It’s said that wisdom teeth are called such because they appear in your mouth not while you’re still a kid, but when you get much older — when you’ve supposedly become wiser and more mature from going through experiences in life.
That may be so, you think — but sometimes, writhing in agony for extended periods of time due to the pain caused by an emerging, misaligned, infected or impacted wisdom tooth, and not being able to do anything about it on your own, can make you feel hopeless and not-so-wise after all.
But there’s certainly no reason for you to grit your teeth (so to speak) and simply bear the pain — not when there are skilled dentists in your area who can look at your wisdom tooth and determine the best course of action to take.
To help you learn more about this specific tooth, check out the brief guide provided below.
What are wisdom teeth?
The term refers to the third and last set of molars that most people get during their teenage years or early 20s.
They aren’t bad news per se, but they often become misaligned and unhealthy, angling inward, outward, toward or away from the second molars, or horizontally. This poor alignment can cause damage to the nerves, the nearby teeth, and the jawbone.
Impaction can also occur. An impacted wisdom tooth is one that only partially broke through the gums, or is enclosed within the jawbone and/or the tissue. These create an opening around the tooth that can be entered by bacteria, causing an infection that will bring pain, swelling, and stiffness in the jaw.
Wisdom teeth that only partially erupted are also hard to reach with a toothbrush and dental floss, so caring for them is difficult. It’s common for wisdom teeth and its surrounding area to become more prone to tooth decay and gum disease.
When these things happen, removal is typically required.
How will I know if I have wisdom teeth?
You can undergo an examination by your dentist NYC residents may be taken through periodic X-rays to evaluate the presence and alignment of any wisdom teeth. From their observations, they can recommend an early extraction, so that more painful, lengthy or complex procedures in the future can be prevented. Also, the younger you are at the time of removal, the quicker your recovery and healing time will be.
What happens during and after wisdom tooth removal?
Wisdom teeth that have fully erupted through the gums can be easily extracted, like a typical tooth. Those that remain partially enclosed in tissue, however, can be reached by making a small incision in the gums and then extracted in small sections.
Your dentist will use a local anesthetic to numb the wisdom tooth and the surrounding tissue, along with a sedative if it’s needed to control your anxiety, before extraction takes place.

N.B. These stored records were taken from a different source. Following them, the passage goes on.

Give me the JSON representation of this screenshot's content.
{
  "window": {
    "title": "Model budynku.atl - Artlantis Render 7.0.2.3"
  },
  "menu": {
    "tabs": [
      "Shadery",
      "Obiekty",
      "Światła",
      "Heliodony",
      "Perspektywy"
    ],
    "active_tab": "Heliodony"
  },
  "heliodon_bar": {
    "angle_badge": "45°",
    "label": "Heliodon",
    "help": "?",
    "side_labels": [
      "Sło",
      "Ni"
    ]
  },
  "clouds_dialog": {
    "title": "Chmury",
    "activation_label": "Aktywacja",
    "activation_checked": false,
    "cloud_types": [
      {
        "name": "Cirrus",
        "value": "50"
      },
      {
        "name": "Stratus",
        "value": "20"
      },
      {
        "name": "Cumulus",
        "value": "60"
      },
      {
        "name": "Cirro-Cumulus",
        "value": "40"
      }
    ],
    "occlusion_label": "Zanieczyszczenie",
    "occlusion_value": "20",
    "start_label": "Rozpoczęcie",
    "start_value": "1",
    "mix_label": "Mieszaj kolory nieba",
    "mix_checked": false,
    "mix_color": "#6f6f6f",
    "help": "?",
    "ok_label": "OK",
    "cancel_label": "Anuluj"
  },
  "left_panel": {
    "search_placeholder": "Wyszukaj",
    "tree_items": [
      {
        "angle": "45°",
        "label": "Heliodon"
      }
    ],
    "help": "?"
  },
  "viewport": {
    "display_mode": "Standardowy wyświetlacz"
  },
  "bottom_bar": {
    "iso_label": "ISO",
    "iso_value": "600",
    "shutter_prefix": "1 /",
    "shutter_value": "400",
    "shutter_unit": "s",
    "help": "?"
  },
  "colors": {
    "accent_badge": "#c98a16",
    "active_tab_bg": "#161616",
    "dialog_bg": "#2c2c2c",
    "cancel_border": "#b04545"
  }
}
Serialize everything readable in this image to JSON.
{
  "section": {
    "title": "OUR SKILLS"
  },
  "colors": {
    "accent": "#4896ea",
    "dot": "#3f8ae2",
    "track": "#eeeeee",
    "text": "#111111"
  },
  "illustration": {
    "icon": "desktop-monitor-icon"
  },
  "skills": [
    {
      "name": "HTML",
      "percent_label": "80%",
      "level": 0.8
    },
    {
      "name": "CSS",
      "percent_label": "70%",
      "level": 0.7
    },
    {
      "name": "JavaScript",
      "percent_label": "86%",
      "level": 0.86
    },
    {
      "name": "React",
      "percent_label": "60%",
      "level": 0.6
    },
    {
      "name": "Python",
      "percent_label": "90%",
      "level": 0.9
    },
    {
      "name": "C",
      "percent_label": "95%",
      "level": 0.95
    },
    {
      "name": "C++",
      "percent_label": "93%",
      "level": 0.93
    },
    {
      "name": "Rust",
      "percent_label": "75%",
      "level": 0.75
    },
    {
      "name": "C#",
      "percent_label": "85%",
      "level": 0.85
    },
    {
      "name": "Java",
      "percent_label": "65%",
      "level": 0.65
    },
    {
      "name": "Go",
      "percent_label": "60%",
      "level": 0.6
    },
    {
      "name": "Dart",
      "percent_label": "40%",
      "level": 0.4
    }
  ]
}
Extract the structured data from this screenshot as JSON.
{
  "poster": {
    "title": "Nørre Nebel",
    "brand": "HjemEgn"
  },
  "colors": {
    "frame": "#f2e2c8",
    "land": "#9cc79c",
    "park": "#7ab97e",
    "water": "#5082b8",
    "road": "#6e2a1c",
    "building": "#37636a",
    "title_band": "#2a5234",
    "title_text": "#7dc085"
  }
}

After the procedure, you can expect some bleeding and facial swelling for the first 24 hours. You can be advised to apply constant pressure on the area of the extraction with clean, moist gauze and to avoid rinsing or spitting, sucking actions, and hot liquids to prevent the clot in the space from dislodging. Ice wrapped in cloth can help bring down the facial swelling. And your dentist can prescribe antibiotics and pain medication for a specific period to help with your recovery.